Forfeiture of Interest in Action
Last week, we discussed capital contribution in the context of Moses Land Grow LLC v. Brickstone Holdings LLC. This week, as promised, we will discuss the Brickstone remedy for a failure to contribute capital.
As you will recall, Fladseth and Moses Land Grow LLC (MLG) agreed to form Brickstone Holdings LLC (BH) to purchase and develop a property in Seattle. In their LLC agreement, each member agreed to make capital contributions to fund the purchase. MLG fulfilled its obligation to contribute capital. Fladseth, on the other hand, used a variety of loans secured by the assets of BH to fund his capital contribution, which did not satisfy his obligation to contribute capital.
The LLC agreement provided a remedy for “member’s failure to make their initial capital contribution within ten days from the effective date” of the LLC agreement. The LLC agreement provided for “the defaulting member’s interest termination,” otherwise known as a forfeiture of interest.
Fladseth’s Forfeiture of Interest
In my previous post, I elaborated upon possible remedies for failure to contribute capital, including forfeiture of interest. Applying our prior discussion to Brickstone, forfeiture of interest was the resultant remedy outlined in the operating agreement. While this may be considered a drastic remedy, the fear of forfeiting some (or all) of a defaulting member’s interest is intended to be the “encouragement” a member needs to plan for contribution. Unfortunately for Fladseth, this “encouragement” may have pushed him to find funding outside the confines of the operating agreement, resulting in his failed contribution.
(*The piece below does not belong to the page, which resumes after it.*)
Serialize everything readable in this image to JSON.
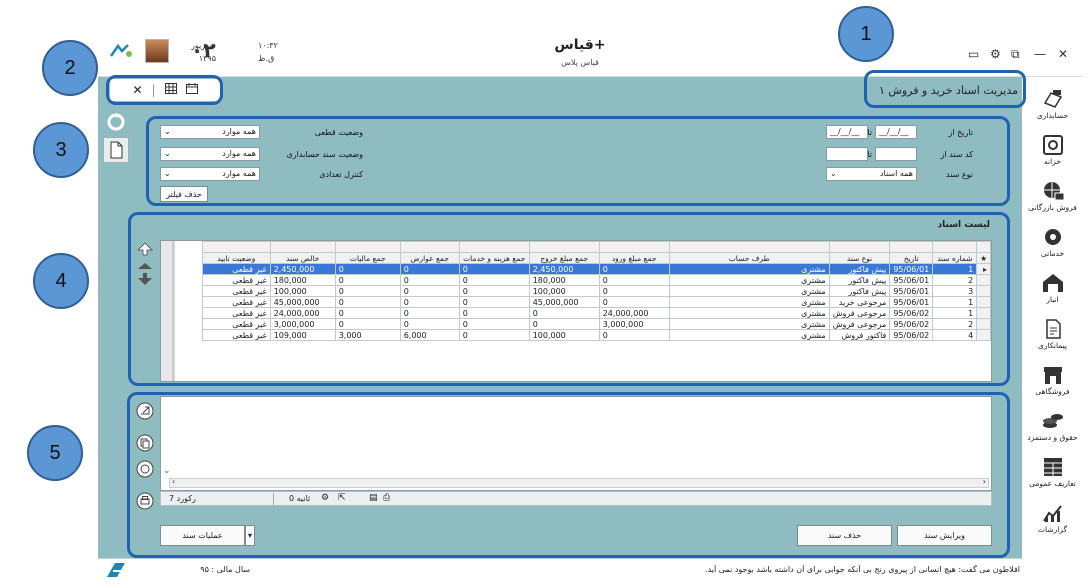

This mistake led to a complete forfeiture of his interest. Had MLG allowed Fladseth to remain a member notwithstanding his failed capital contribution, it may have been fatal to the venture.
A Remaining Question
In light of our discussion above, this case remains a bit of a head scratcher when considering the damages awarded to MLG. The court took the $900,000 sale price and subtracted the $104,188.33 closing costs, leaving $795,811.67 of net sales proceeds. The court awarded MLG 50% of those proceeds, or $397,905.83. It is unclear, however, why MLG was entitled to only 50% of that amount. If Fladseth’s interest were terminated, why wouldn’t 100% of the proceeds go to MLG? This may be a question for another day.